Ben Torres Reyes, state and city lawmaker, was born on February 16, 1947, in Burton, Texas. After serving three years in the Marine Corps, 1966-1969, with a tour of duty in Vietnam during the War, Reyes was elected to the Texas House of Representatives in 1972, representing District 89 (D), and then won reelection three times, receiving over 96% of the vote in 1976. He served on the Labor, Human Resources, Reapportionment, and Judicial Affairs committees, was vice chairman of the Liquor Regulation Committee and chaired the Rules Committee. He attended the University of Houston and Texas Southern University in 1977. After completing four terms in the House he was elected in 1979 to Houston City Council, representing District I, and served for sixteen years, leaving because of term limitations. He became well known for tearing down abandoned houses, which had become havens for illegal activities. His efforts in this area were sometimes controversial. His 1992 run for Congress fell short by 180 votes out of 30,000.

Hispanic groups are represented in the Ben T. Reyes collection by such organizations as LULAC, the United Farm Workers, the Mexican American Urban League, and Union y Progreso. These organizations were concerned with the welfare of Hispanic people at the labor, political and social levels.

As a Houston City Council member, he dealt with local organizations, such as Metro, Public Works, the Houston Independent School District, and the Houston Police and Fire Departments. He was also a cofounder of the Houston International University.


27 Linear Feet (26 record storage boxes, 2 document boxes)

Language of Materials



The collection is divided into three series: Series 1, consisting of materials from Reyes’ time in the state legislature; Series 2, consisting of material from Reyes’ time on the city council; and Series 3, consisting of photographs. It is suggested that the researcher review the Container List thoroughly before proceeding.

Missing Title

  1. Legislative materials
  2. City Council materials
  3. Photographs

Acquisition Information

Acquisition of the collection was made over a period of time. Ben Reyes donated portions of the collection on September 7 and September 14, 1978, and on January 15, 1980. Mary Ann Corrion made another donation on April 28, 1988.

Processing Information

Processed by: Ron Drees, January, 2007.

Ben T. Reyes Papers
Language of description
Script of description
Code for undetermined script
Language of description note
Finding aid written in English.

Repository Details

Part of the Houston Metropolitan Research Center Repository

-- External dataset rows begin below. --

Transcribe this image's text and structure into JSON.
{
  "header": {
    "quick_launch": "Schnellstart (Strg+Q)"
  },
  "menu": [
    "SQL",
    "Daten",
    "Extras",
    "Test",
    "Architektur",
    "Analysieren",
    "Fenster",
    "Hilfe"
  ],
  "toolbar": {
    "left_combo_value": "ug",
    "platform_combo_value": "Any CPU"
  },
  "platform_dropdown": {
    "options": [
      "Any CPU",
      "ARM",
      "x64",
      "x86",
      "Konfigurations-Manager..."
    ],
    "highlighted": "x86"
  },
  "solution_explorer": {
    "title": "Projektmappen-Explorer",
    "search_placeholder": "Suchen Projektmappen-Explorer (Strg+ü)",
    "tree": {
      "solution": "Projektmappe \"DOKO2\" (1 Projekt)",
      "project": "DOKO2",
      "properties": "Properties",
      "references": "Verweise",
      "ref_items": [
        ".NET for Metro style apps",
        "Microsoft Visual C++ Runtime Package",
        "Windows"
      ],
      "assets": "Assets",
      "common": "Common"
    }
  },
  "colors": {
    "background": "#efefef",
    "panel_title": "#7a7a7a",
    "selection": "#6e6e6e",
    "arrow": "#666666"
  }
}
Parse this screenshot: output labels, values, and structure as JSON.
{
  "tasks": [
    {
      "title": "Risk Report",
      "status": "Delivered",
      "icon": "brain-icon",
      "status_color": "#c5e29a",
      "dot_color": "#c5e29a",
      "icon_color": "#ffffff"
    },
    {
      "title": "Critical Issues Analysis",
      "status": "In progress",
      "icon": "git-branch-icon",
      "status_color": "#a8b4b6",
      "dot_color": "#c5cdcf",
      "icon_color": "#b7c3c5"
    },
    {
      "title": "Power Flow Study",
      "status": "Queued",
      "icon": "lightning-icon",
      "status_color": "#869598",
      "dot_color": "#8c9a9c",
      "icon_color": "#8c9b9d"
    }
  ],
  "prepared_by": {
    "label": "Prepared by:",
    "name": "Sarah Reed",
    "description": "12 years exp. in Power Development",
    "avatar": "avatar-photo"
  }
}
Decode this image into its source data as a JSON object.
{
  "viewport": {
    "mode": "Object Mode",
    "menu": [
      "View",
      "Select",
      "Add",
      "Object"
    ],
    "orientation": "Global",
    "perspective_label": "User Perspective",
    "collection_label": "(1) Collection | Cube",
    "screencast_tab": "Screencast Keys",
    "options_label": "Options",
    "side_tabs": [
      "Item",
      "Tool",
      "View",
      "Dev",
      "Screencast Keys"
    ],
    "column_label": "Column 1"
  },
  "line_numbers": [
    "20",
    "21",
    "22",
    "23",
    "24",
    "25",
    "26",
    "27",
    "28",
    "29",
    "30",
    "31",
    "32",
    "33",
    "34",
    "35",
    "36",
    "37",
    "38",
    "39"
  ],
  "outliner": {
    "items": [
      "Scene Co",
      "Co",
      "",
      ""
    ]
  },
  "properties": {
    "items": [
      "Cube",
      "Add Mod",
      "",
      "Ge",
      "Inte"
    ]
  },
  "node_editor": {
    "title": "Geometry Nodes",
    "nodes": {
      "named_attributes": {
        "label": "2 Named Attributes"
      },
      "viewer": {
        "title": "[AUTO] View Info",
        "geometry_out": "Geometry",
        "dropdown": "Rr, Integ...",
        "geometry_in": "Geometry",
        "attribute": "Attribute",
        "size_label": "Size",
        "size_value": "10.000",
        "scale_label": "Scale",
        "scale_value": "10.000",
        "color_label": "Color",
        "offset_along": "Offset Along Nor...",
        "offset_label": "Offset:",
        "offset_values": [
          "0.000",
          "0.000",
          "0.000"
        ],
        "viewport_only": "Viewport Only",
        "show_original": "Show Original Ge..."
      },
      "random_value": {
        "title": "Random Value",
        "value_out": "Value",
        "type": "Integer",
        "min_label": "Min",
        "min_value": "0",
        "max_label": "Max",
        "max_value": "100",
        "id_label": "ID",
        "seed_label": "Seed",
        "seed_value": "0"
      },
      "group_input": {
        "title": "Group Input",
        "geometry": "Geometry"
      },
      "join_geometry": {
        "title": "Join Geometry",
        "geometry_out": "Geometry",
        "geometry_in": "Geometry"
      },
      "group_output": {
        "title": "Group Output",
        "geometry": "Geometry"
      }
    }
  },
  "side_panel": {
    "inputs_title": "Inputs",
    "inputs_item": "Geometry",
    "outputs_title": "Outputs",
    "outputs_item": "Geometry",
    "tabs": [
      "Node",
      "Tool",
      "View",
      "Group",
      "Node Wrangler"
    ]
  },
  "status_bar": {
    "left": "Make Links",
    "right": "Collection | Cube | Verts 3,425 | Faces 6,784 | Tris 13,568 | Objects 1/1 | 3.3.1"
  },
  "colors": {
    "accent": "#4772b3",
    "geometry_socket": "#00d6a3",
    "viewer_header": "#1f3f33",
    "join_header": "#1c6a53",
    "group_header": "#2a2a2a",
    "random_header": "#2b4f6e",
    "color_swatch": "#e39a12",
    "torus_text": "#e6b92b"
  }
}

The African American Library at the Gregory School
1300 Victor Street
Houston, Texas 77019
Houston Metropolitan Research Center
Houston Public Library
550 McKinney St.
Houston, Texas 77002